== RECORD EXCERPTS ==
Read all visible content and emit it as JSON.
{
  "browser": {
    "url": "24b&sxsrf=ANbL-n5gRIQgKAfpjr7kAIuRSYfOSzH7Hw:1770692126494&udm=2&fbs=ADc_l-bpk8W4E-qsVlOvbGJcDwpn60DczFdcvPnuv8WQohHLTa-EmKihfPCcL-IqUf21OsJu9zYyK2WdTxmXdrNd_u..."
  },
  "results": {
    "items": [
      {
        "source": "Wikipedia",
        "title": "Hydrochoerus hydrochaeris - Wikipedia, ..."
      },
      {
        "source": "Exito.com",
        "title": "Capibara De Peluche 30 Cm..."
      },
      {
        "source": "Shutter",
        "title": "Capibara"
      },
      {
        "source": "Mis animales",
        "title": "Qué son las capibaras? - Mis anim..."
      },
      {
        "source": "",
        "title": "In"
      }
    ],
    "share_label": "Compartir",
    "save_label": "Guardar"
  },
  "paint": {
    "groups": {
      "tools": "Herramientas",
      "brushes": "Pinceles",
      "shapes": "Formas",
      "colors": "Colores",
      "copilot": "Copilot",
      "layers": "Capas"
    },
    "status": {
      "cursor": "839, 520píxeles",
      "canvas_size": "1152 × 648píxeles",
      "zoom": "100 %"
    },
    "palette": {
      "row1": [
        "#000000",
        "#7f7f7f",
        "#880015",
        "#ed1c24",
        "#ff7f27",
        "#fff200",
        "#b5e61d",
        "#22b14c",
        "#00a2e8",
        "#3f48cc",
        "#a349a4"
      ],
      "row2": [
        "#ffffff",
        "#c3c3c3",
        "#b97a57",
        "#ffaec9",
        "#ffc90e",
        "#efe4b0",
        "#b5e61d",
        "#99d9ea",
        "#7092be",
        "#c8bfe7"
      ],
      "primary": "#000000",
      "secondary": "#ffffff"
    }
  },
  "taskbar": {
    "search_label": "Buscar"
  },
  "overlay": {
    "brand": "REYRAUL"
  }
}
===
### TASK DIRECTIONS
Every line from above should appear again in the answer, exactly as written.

### EXERCISE OUTPUT
Read all visible content and emit it as JSON.
{
  "browser": {
    "url": "24b&sxsrf=ANbL-n5gRIQgKAfpjr7kAIuRSYfOSzH7Hw:1770692126494&udm=2&fbs=ADc_l-bpk8W4E-qsVlOvbGJcDwpn60DczFdcvPnuv8WQohHLTa-EmKihfPCcL-IqUf21OsJu9zYyK2WdTxmXdrNd_u..."
  },
  "results": {
    "items": [
      {
        "source": "Wikipedia",
        "title": "Hydrochoerus hydrochaeris - Wikipedia, ..."
      },
      {
        "source": "Exito.com",
        "title": "Capibara De Peluche 30 Cm..."
      },
      {
        "source": "Shutter",
        "title": "Capibara"
      },
      {
        "source": "Mis animales",
        "title": "Qué son las capibaras? - Mis anim..."
      },
      {
        "source": "",
        "title": "In"
      }
    ],
    "share_label": "Compartir",
    "save_label": "Guardar"
  },
  "paint": {
    "groups": {
      "tools": "Herramientas",
      "brushes": "Pinceles",
      "shapes": "Formas",
      "colors": "Colores",
      "copilot": "Copilot",
      "layers": "Capas"
    },
    "status": {
      "cursor": "839, 520píxeles",
      "canvas_size": "1152 × 648píxeles",
      "zoom": "100 %"
    },
    "palette": {
      "row1": [
        "#000000",
        "#7f7f7f",
        "#880015",
        "#ed1c24",
        "#ff7f27",
        "#fff200",
        "#b5e61d",
        "#22b14c",
        "#00a2e8",
        "#3f48cc",
        "#a349a4"
      ],
      "row2": [
        "#ffffff",
        "#c3c3c3",
        "#b97a57",
        "#ffaec9",
        "#ffc90e",
        "#efe4b0",
        "#b5e61d",
        "#99d9ea",
        "#7092be",
        "#c8bfe7"
      ],
      "primary": "#000000",
      "secondary": "#ffffff"
    }
  },
  "taskbar": {
    "search_label": "Buscar"
  },
  "overlay": {
    "brand": "REYRAUL"
  }
}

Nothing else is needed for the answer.